Copy every line of the material below word for word.

> [Dataset records]
= = = = =

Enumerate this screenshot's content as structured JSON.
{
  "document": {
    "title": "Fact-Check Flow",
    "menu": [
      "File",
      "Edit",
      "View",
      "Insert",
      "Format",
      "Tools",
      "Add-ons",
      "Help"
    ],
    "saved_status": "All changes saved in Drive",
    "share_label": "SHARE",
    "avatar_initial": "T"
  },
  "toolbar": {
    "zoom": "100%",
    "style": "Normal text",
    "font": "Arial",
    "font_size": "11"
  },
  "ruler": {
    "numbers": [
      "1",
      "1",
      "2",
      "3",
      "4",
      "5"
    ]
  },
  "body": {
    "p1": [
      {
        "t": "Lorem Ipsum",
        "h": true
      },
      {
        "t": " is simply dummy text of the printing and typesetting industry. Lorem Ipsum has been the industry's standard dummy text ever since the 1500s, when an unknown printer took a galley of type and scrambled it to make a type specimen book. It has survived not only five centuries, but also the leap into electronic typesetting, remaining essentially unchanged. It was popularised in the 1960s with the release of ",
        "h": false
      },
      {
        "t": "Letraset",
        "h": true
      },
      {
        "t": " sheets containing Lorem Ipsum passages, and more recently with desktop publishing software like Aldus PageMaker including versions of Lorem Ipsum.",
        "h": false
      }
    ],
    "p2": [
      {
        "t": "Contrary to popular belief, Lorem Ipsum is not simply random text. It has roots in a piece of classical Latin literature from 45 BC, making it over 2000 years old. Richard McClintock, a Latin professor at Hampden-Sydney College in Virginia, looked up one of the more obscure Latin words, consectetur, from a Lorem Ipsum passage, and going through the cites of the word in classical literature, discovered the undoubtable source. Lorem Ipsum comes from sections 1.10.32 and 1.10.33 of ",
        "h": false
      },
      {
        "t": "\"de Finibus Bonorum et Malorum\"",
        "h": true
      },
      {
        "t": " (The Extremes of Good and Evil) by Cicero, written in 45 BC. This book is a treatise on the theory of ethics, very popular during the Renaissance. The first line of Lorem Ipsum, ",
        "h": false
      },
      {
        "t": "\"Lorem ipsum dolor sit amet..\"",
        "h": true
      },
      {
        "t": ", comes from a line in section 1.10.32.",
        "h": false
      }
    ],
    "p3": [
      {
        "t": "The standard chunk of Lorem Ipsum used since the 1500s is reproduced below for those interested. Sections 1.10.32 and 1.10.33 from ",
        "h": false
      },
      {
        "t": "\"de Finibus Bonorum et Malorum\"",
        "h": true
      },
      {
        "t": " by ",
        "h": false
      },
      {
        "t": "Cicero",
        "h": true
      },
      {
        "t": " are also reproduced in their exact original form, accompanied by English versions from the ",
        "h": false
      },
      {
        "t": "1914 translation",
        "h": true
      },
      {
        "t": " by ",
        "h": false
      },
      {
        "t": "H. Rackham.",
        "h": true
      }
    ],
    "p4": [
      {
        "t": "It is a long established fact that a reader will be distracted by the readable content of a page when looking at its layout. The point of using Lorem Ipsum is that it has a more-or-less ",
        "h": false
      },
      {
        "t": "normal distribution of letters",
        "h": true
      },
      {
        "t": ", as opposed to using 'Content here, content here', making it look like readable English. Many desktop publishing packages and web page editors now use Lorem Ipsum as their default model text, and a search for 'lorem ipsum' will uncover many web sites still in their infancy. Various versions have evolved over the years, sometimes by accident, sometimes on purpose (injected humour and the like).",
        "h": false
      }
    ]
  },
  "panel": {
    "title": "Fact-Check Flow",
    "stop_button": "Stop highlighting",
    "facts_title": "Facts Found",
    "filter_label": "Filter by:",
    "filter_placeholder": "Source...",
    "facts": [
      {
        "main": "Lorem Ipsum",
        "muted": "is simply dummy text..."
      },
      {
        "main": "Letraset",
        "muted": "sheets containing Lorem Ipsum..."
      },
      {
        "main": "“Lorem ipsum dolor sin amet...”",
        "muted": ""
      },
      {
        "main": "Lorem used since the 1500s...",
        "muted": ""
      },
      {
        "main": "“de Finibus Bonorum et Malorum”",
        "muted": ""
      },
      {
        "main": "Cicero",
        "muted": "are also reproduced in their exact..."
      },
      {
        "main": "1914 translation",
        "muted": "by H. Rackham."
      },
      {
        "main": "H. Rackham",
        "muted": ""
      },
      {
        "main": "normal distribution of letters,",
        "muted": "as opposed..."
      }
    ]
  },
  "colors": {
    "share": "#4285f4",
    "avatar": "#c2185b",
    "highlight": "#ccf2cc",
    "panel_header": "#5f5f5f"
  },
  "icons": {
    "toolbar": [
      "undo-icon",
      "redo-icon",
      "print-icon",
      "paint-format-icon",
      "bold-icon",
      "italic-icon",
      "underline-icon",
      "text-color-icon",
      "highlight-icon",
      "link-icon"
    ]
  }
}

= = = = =

> [Answer box]
Enumerate this screenshot's content as structured JSON.
{
  "document": {
    "title": "Fact-Check Flow",
    "menu": [
      "File",
      "Edit",
      "View",
      "Insert",
      "Format",
      "Tools",
      "Add-ons",
      "Help"
    ],
    "saved_status": "All changes saved in Drive",
    "share_label": "SHARE",
    "avatar_initial": "T"
  },
  "toolbar": {
    "zoom": "100%",
    "style": "Normal text",
    "font": "Arial",
    "font_size": "11"
  },
  "ruler": {
    "numbers": [
      "1",
      "1",
      "2",
      "3",
      "4",
      "5"
    ]
  },
  "body": {
    "p1": [
      {
        "t": "Lorem Ipsum",
        "h": true
      },
      {
        "t": " is simply dummy text of the printing and typesetting industry. Lorem Ipsum has been the industry's standard dummy text ever since the 1500s, when an unknown printer took a galley of type and scrambled it to make a type specimen book. It has survived not only five centuries, but also the leap into electronic typesetting, remaining essentially unchanged. It was popularised in the 1960s with the release of ",
        "h": false
      },
      {
        "t": "Letraset",
        "h": true
      },
      {
        "t": " sheets containing Lorem Ipsum passages, and more recently with desktop publishing software like Aldus PageMaker including versions of Lorem Ipsum.",
        "h": false
      }
    ],
    "p2": [
      {
        "t": "Contrary to popular belief, Lorem Ipsum is not simply random text. It has roots in a piece of classical Latin literature from 45 BC, making it over 2000 years old. Richard McClintock, a Latin professor at Hampden-Sydney College in Virginia, looked up one of the more obscure Latin words, consectetur, from a Lorem Ipsum passage, and going through the cites of the word in classical literature, discovered the undoubtable source. Lorem Ipsum comes from sections 1.10.32 and 1.10.33 of ",
        "h": false
      },
      {
        "t": "\"de Finibus Bonorum et Malorum\"",
        "h": true
      },
      {
        "t": " (The Extremes of Good and Evil) by Cicero, written in 45 BC. This book is a treatise on the theory of ethics, very popular during the Renaissance. The first line of Lorem Ipsum, ",
        "h": false
      },
      {
        "t": "\"Lorem ipsum dolor sit amet..\"",
        "h": true
      },
      {
        "t": ", comes from a line in section 1.10.32.",
        "h": false
      }
    ],
    "p3": [
      {
        "t": "The standard chunk of Lorem Ipsum used since the 1500s is reproduced below for those interested. Sections 1.10.32 and 1.10.33 from ",
        "h": false
      },
      {
        "t": "\"de Finibus Bonorum et Malorum\"",
        "h": true
      },
      {
        "t": " by ",
        "h": false
      },
      {
        "t": "Cicero",
        "h": true
      },
      {
        "t": " are also reproduced in their exact original form, accompanied by English versions from the ",
        "h": false
      },
      {
        "t": "1914 translation",
        "h": true
      },
      {
        "t": " by ",
        "h": false
      },
      {
        "t": "H. Rackham.",
        "h": true
      }
    ],
    "p4": [
      {
        "t": "It is a long established fact that a reader will be distracted by the readable content of a page when looking at its layout. The point of using Lorem Ipsum is that it has a more-or-less ",
        "h": false
      },
      {
        "t": "normal distribution of letters",
        "h": true
      },
      {
        "t": ", as opposed to using 'Content here, content here', making it look like readable English. Many desktop publishing packages and web page editors now use Lorem Ipsum as their default model text, and a search for 'lorem ipsum' will uncover many web sites still in their infancy. Various versions have evolved over the years, sometimes by accident, sometimes on purpose (injected humour and the like).",
        "h": false
      }
    ]
  },
  "panel": {
    "title": "Fact-Check Flow",
    "stop_button": "Stop highlighting",
    "facts_title": "Facts Found",
    "filter_label": "Filter by:",
    "filter_placeholder": "Source...",
    "facts": [
      {
        "main": "Lorem Ipsum",
        "muted": "is simply dummy text..."
      },
      {
        "main": "Letraset",
        "muted": "sheets containing Lorem Ipsum..."
      },
      {
        "main": "“Lorem ipsum dolor sin amet...”",
        "muted": ""
      },
      {
        "main": "Lorem used since the 1500s...",
        "muted": ""
      },
      {
        "main": "“de Finibus Bonorum et Malorum”",
        "muted": ""
      },
      {
        "main": "Cicero",
        "muted": "are also reproduced in their exact..."
      },
      {
        "main": "1914 translation",
        "muted": "by H. Rackham."
      },
      {
        "main": "H. Rackham",
        "muted": ""
      },
      {
        "main": "normal distribution of letters,",
        "muted": "as opposed..."
      }
    ]
  },
  "colors": {
    "share": "#4285f4",
    "avatar": "#c2185b",
    "highlight": "#ccf2cc",
    "panel_header": "#5f5f5f"
  },
  "icons": {
    "toolbar": [
      "undo-icon",
      "redo-icon",
      "print-icon",
      "paint-format-icon",
      "bold-icon",
      "italic-icon",
      "underline-icon",
      "text-color-icon",
      "highlight-icon",
      "link-icon"
    ]
  }
}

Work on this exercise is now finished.